Vecchi e nuovi personaggi della famiglia degli Apioni nei documenti papiracei Late Antique Oxyrhynchus Panel, Chair, James G. Keenan Giuseppina Azzarello Edizioni e riedizioni di testi nonché studi specifici apparsi negli ultimi anni hanno notevolmente arricchito le nostre conoscenze sulla potente famiglia ossirinchita degli Apioni e sui suoi possedimenti. In particolare si sono aperte nuove strade interpretative in merito all’origine del casato e all’identità dei suoi membri. Su questa scia il presente contributo si propone di illustrare alcuni papiri, in gran parte inediti, che incoraggiano ulteriori riflessioni ed ipotesi sulla storia della famiglia e dei suoi rappresentanti. An Approach to the Papyrological Understanding of Paul’s “labouring night and day” (1Th 2:9) Andreas Bammer Since Adolf Deissmann’s fourth edition of his monumental work Licht vom Osten (1923) the question has been raised within the academic world of how the close relationship between the everyday language of documentary papyri and the sacred texts of the New Testament can be understood.
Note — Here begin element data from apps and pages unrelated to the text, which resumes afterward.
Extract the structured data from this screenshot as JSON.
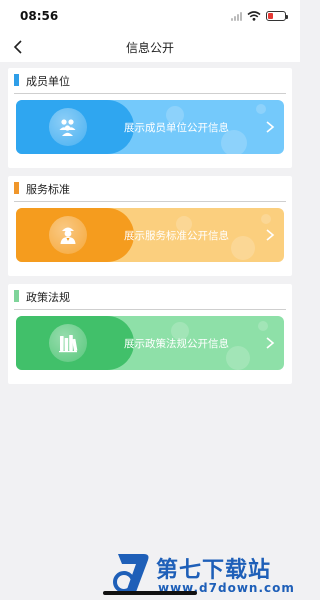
{
  "status": {
    "time": "08:56"
  },
  "nav": {
    "title": "信息公开"
  },
  "sections": [
    {
      "title": "成员单位",
      "banner_text": "展示成员单位公开信息",
      "icon": "members-icon",
      "marker_color": "#2f9ee8",
      "accent_light": "#74c9fb",
      "accent_dark": "#2fa6f0"
    },
    {
      "title": "服务标准",
      "banner_text": "展示服务标准公开信息",
      "icon": "service-staff-icon",
      "marker_color": "#f0962a",
      "accent_light": "#fbcf7e",
      "accent_dark": "#f59c1e"
    },
    {
      "title": "政策法规",
      "banner_text": "展示政策法规公开信息",
      "icon": "law-books-icon",
      "marker_color": "#7fd49a",
      "accent_light": "#8ee0a8",
      "accent_dark": "#41c06a"
    }
  ],
  "watermark": {
    "title": "第七下载站",
    "url": "www.d7down.com"
  }
}
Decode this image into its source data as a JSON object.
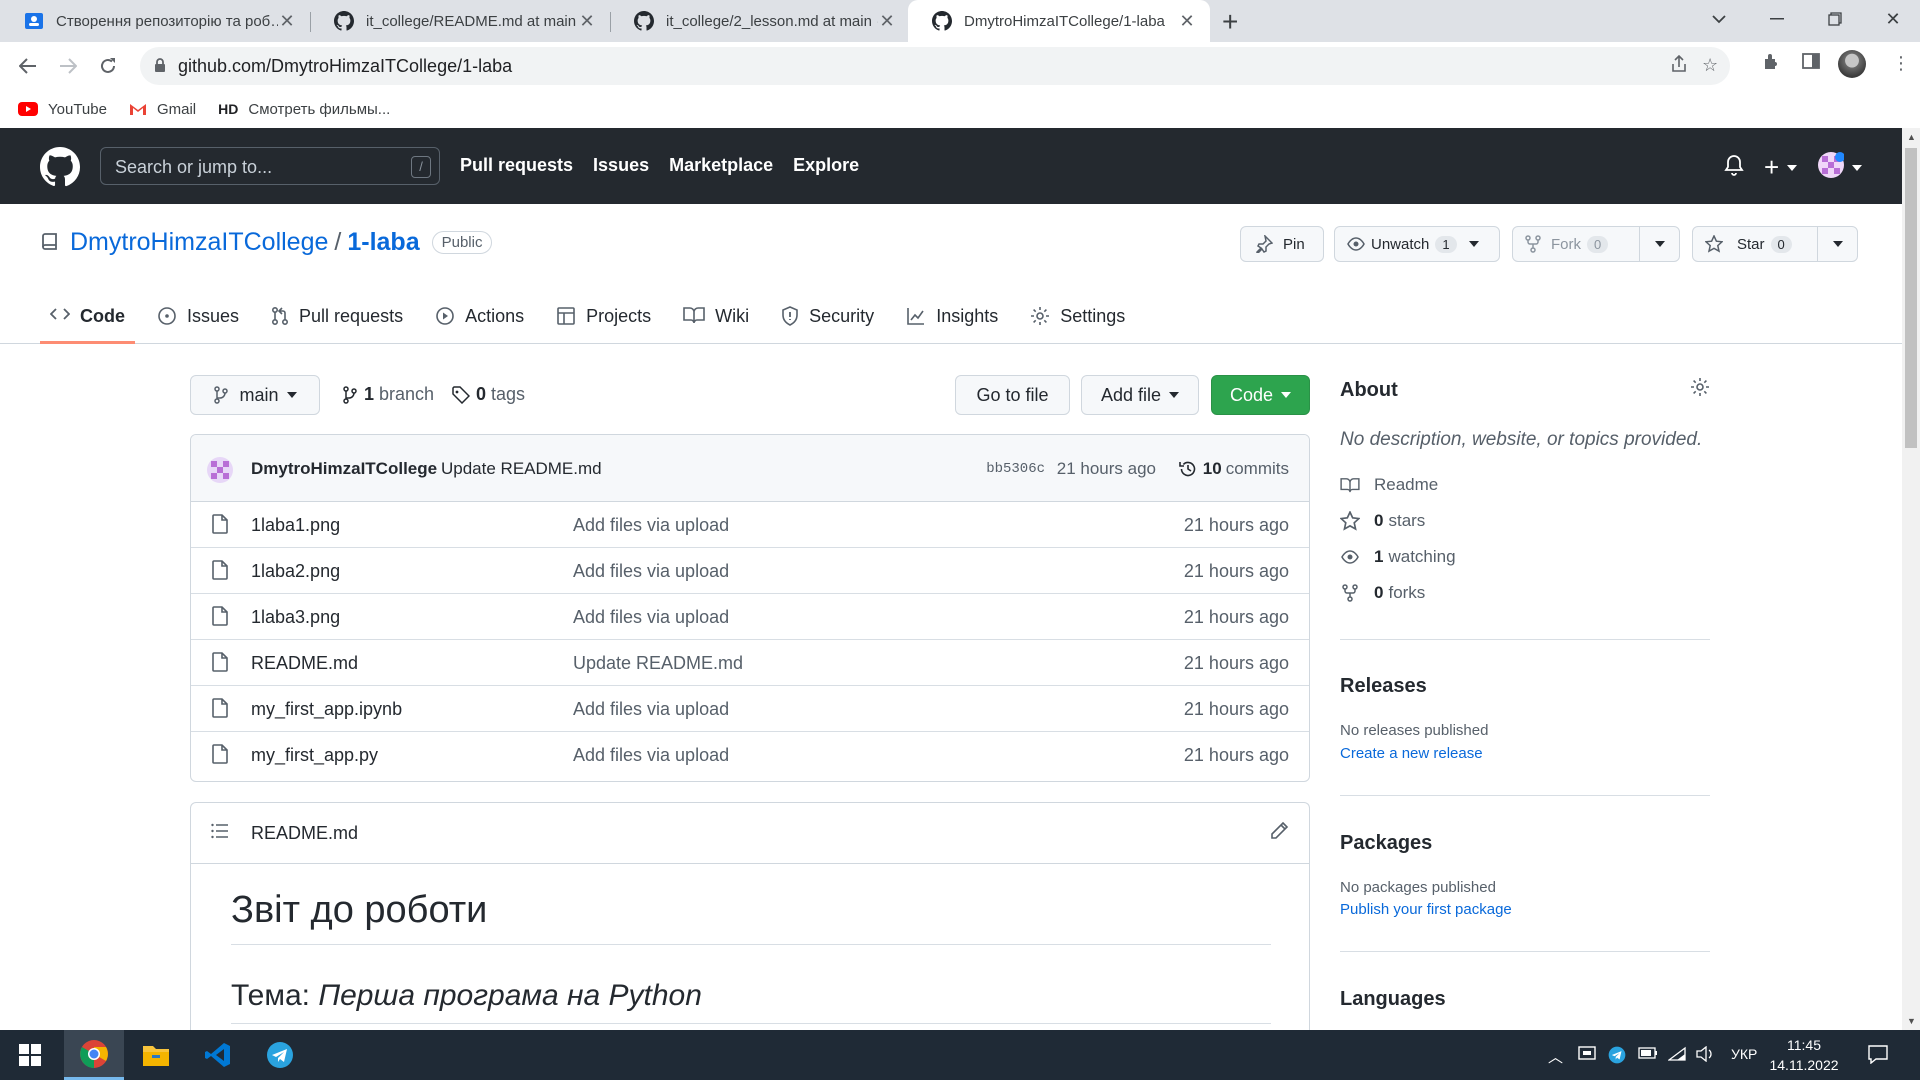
{
  "browser": {
    "tabs": [
      {
        "title": "Створення репозиторію та роб…"
      },
      {
        "title": "it_college/README.md at main · …"
      },
      {
        "title": "it_college/2_lesson.md at main · …"
      },
      {
        "title": "DmytroHimzaITCollege/1-laba"
      }
    ],
    "url": "github.com/DmytroHimzaITCollege/1-laba",
    "bookmarks": [
      "YouTube",
      "Gmail",
      "HD",
      "Смотреть фильмы..."
    ]
  },
  "github": {
    "search_placeholder": "Search or jump to...",
    "slash_key": "/",
    "nav": [
      "Pull requests",
      "Issues",
      "Marketplace",
      "Explore"
    ]
  },
  "repo": {
    "owner": "DmytroHimzaITCollege",
    "separator": "/",
    "name": "1-laba",
    "visibility": "Public",
    "pin_label": "Pin",
    "unwatch_label": "Unwatch",
    "watch_count": "1",
    "fork_label": "Fork",
    "fork_count": "0",
    "star_label": "Star",
    "star_count": "0",
    "tabs": [
      "Code",
      "Issues",
      "Pull requests",
      "Actions",
      "Projects",
      "Wiki",
      "Security",
      "Insights",
      "Settings"
    ]
  },
  "branchbar": {
    "branch": "main",
    "branch_count": "1",
    "branch_label": "branch",
    "tag_count": "0",
    "tag_label": "tags",
    "go_to_file": "Go to file",
    "add_file": "Add file",
    "code": "Code"
  },
  "latest_commit": {
    "author": "DmytroHimzaITCollege",
    "message": "Update README.md",
    "sha": "bb5306c",
    "when": "21 hours ago",
    "commits_count": "10",
    "commits_label": "commits"
  },
  "files": [
    {
      "name": "1laba1.png",
      "message": "Add files via upload",
      "age": "21 hours ago"
    },
    {
      "name": "1laba2.png",
      "message": "Add files via upload",
      "age": "21 hours ago"
    },
    {
      "name": "1laba3.png",
      "message": "Add files via upload",
      "age": "21 hours ago"
    },
    {
      "name": "README.md",
      "message": "Update README.md",
      "age": "21 hours ago"
    },
    {
      "name": "my_first_app.ipynb",
      "message": "Add files via upload",
      "age": "21 hours ago"
    },
    {
      "name": "my_first_app.py",
      "message": "Add files via upload",
      "age": "21 hours ago"
    }
  ],
  "readme": {
    "filename": "README.md",
    "h1": "Звіт до роботи",
    "h2_prefix": "Тема:",
    "h2_emphasis": "Перша програма на Python"
  },
  "about": {
    "title": "About",
    "description": "No description, website, or topics provided.",
    "readme": "Readme",
    "stars_count": "0",
    "stars_label": "stars",
    "watching_count": "1",
    "watching_label": "watching",
    "forks_count": "0",
    "forks_label": "forks"
  },
  "releases": {
    "title": "Releases",
    "empty": "No releases published",
    "link": "Create a new release"
  },
  "packages": {
    "title": "Packages",
    "empty": "No packages published",
    "link": "Publish your first package"
  },
  "languages": {
    "title": "Languages"
  },
  "taskbar": {
    "language": "УКР",
    "time": "11:45",
    "date": "14.11.2022"
  },
  "colors": {
    "accent_link": "#0969da",
    "green_button": "#2da44e",
    "header_bg": "#24292f",
    "active_tab_underline": "#fd8c73"
  }
}
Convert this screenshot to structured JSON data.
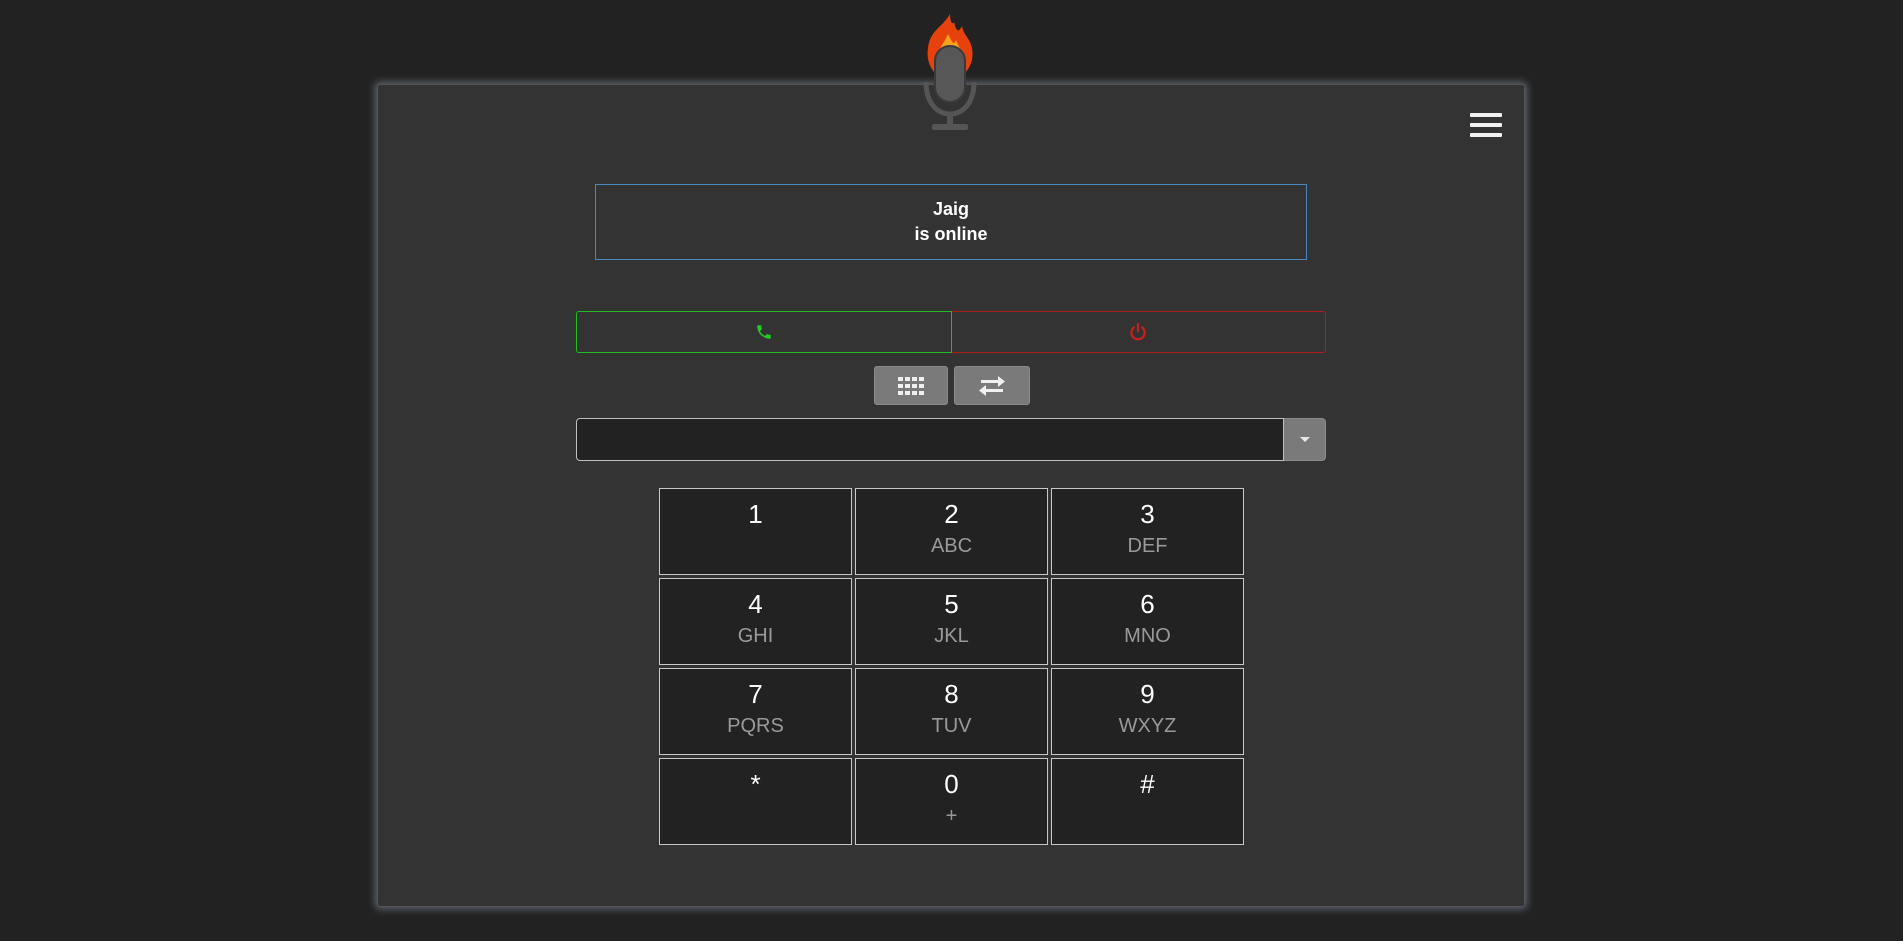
{
  "app": {
    "menu_icon": "hamburger-menu-icon",
    "logo_icon": "flaming-microphone-logo"
  },
  "status": {
    "name": "Jaig",
    "text": "is online",
    "border_color": "#4a86c0"
  },
  "call_controls": {
    "call_icon": "phone-icon",
    "hangup_icon": "power-icon",
    "call_color": "#22bb22",
    "hangup_color": "#b01e1e"
  },
  "tools": {
    "keypad_icon": "keypad-grid-icon",
    "transfer_icon": "transfer-arrows-icon"
  },
  "dial_input": {
    "value": "",
    "placeholder": ""
  },
  "keypad": [
    {
      "digit": "1",
      "letters": ""
    },
    {
      "digit": "2",
      "letters": "ABC"
    },
    {
      "digit": "3",
      "letters": "DEF"
    },
    {
      "digit": "4",
      "letters": "GHI"
    },
    {
      "digit": "5",
      "letters": "JKL"
    },
    {
      "digit": "6",
      "letters": "MNO"
    },
    {
      "digit": "7",
      "letters": "PQRS"
    },
    {
      "digit": "8",
      "letters": "TUV"
    },
    {
      "digit": "9",
      "letters": "WXYZ"
    },
    {
      "digit": "*",
      "letters": ""
    },
    {
      "digit": "0",
      "letters": "+"
    },
    {
      "digit": "#",
      "letters": ""
    }
  ]
}
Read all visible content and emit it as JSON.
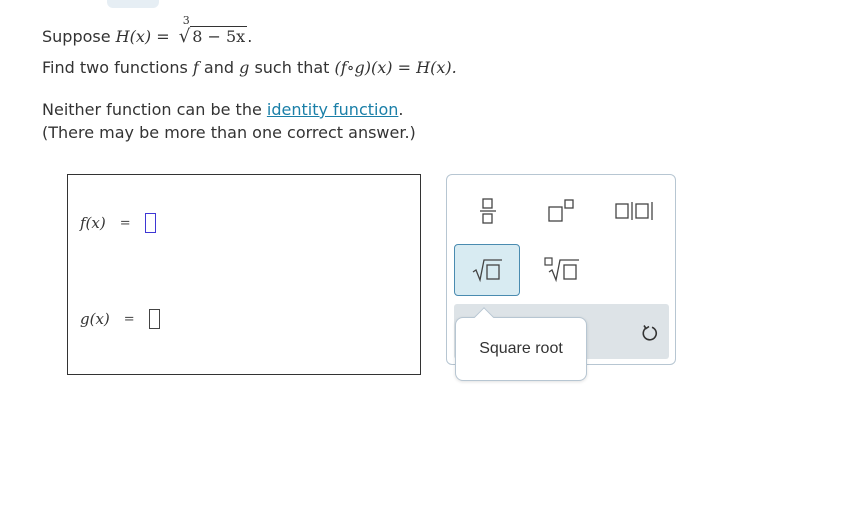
{
  "question": {
    "suppose_word": "Suppose",
    "H_fn": "H",
    "var_x_1": "(x)",
    "equals": "=",
    "root_index": "3",
    "radicand": "8 − 5x",
    "period": ".",
    "find_prefix": "Find two functions",
    "f_name": "f",
    "and_word": "and",
    "g_name": "g",
    "such_that": "such that",
    "composition": "(f∘g)(x) = H(x).",
    "note_prefix": "Neither function can be the",
    "identity_link": "identity function",
    "note_period": ".",
    "hint": "(There may be more than one correct answer.)"
  },
  "answers": {
    "f_label": "f(x)",
    "g_label": "g(x)",
    "eq": "=",
    "f_value": "",
    "g_value": ""
  },
  "palette": {
    "buttons": [
      "fraction-button",
      "superscript-button",
      "absolute-value-button",
      "square-root-button",
      "nth-root-button"
    ],
    "active": "square-root-button",
    "tooltip": "Square root",
    "undo_icon": "undo-icon"
  },
  "colors": {
    "accent": "#3e37d4",
    "link": "#1a7fa8",
    "active_bg": "#d8ebf2",
    "toolbar_bg": "#dde3e7"
  }
}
Within this tradition the Papyrologische Kommentare zum Neuen Testament occupy a special position since, for the first time, the NT receives a systematic commentary against the background of documentary papyri. A new volume of the series will be dedicated to First and Second Thessalonians. 1Th 2:9 describes Paul’s missionary engagement towards the community as “labouring night and day”. The notion nuktÚw ka‹ ≤m°raw seems to indicate that Paul was capable of and willing to earn his living. But wh